I know I’m late getting to this, but I did want to weigh in with a tiny bit of schadenfreude.
So, Ashley Madison, dating site for married people (slogan: “Life is short. Have an affair.”) has been hacked and their database was revealed. People who are far smarter than I am pored through it and determined a few things that are pretty mindblowing for a site that was supposed to connect married male cheaters with married female cheaters:
That is a scam, pure and simple.
It was pretty much just a bunch of men who were writing to fake accounts. Those fake accounts were created by Ashley Madison to convince those male cheaters to continue spending money, given that there were no actual women on the site.
There were supposedly 31 million accounts for men and 5 million for women, BUT:
- Only 1,492 of the women in the database had ever opened their inbox to check their messages on the site. That’s compared with more than 20 million men.
- Only 2,409 of the women had ever used the site’s chat function, versus more than 11 million men.
- Only 9,700 of the women had ever responded to a message from another person on the site, versus almost 6 million men.

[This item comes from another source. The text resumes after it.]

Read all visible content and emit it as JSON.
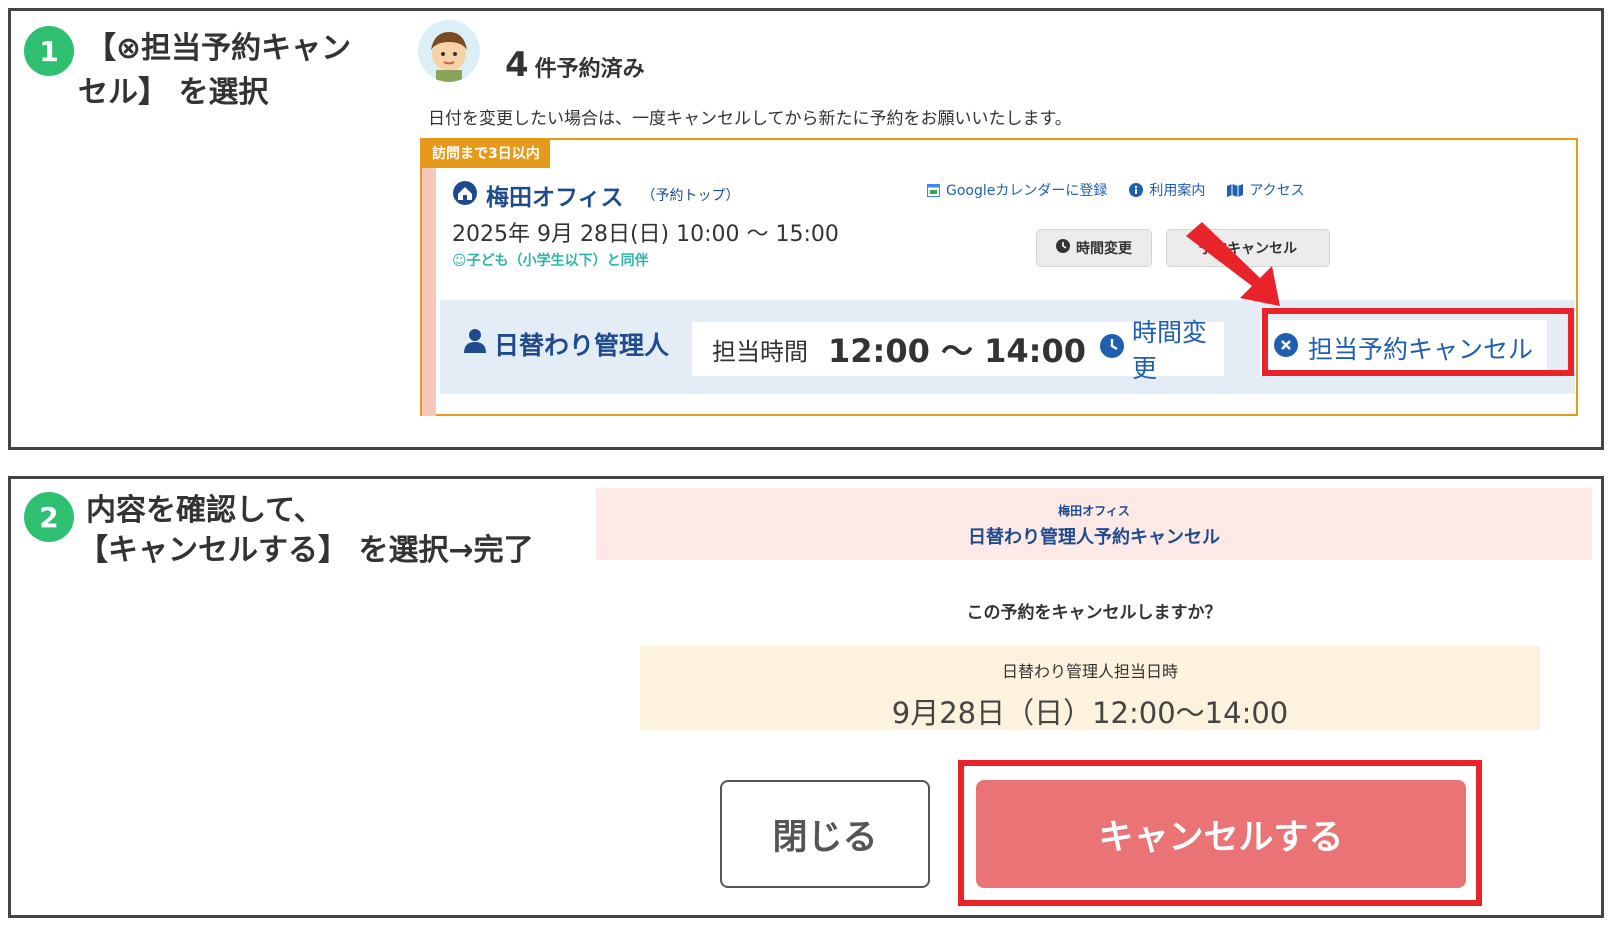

That is a scam, pure and simple. Ashley Madison created the illusion that there were lots of married women open to extramarital affairs via the Internet, and, in fact, there were not. I’m not sure which is more scary: that there are infinitely more male cheaters than female cheaters (so much for men and women are “the same”) or that Ashley Madison could make $150M/year on a business that didn’t deliver on its promise, since virtually no women were on the site to consummate these affairs.

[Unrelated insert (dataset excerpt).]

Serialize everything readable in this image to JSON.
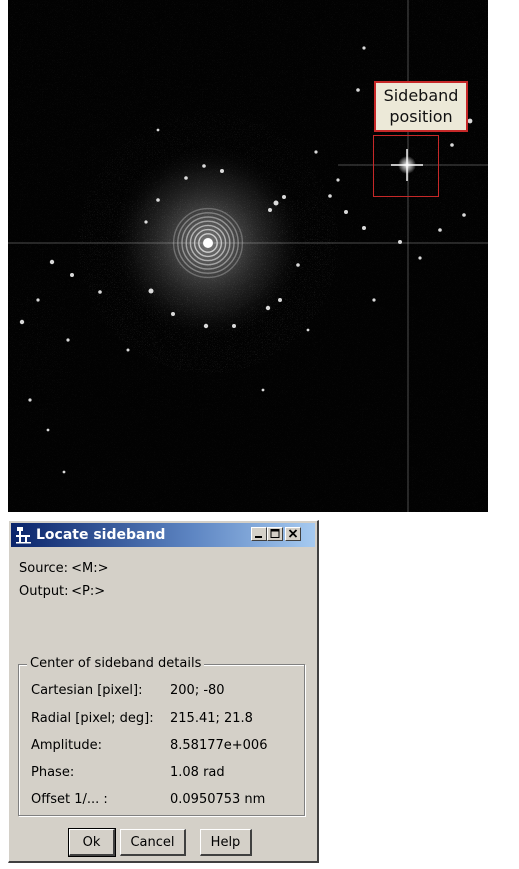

I’m against hacking, in general – I believe people deserve to have their privacy – but I do think it’s a just comeuppance for Ashley Madison. They may not have created the market for cheating men, but they certainly monetized it.
Your thoughts, below, are appreciated.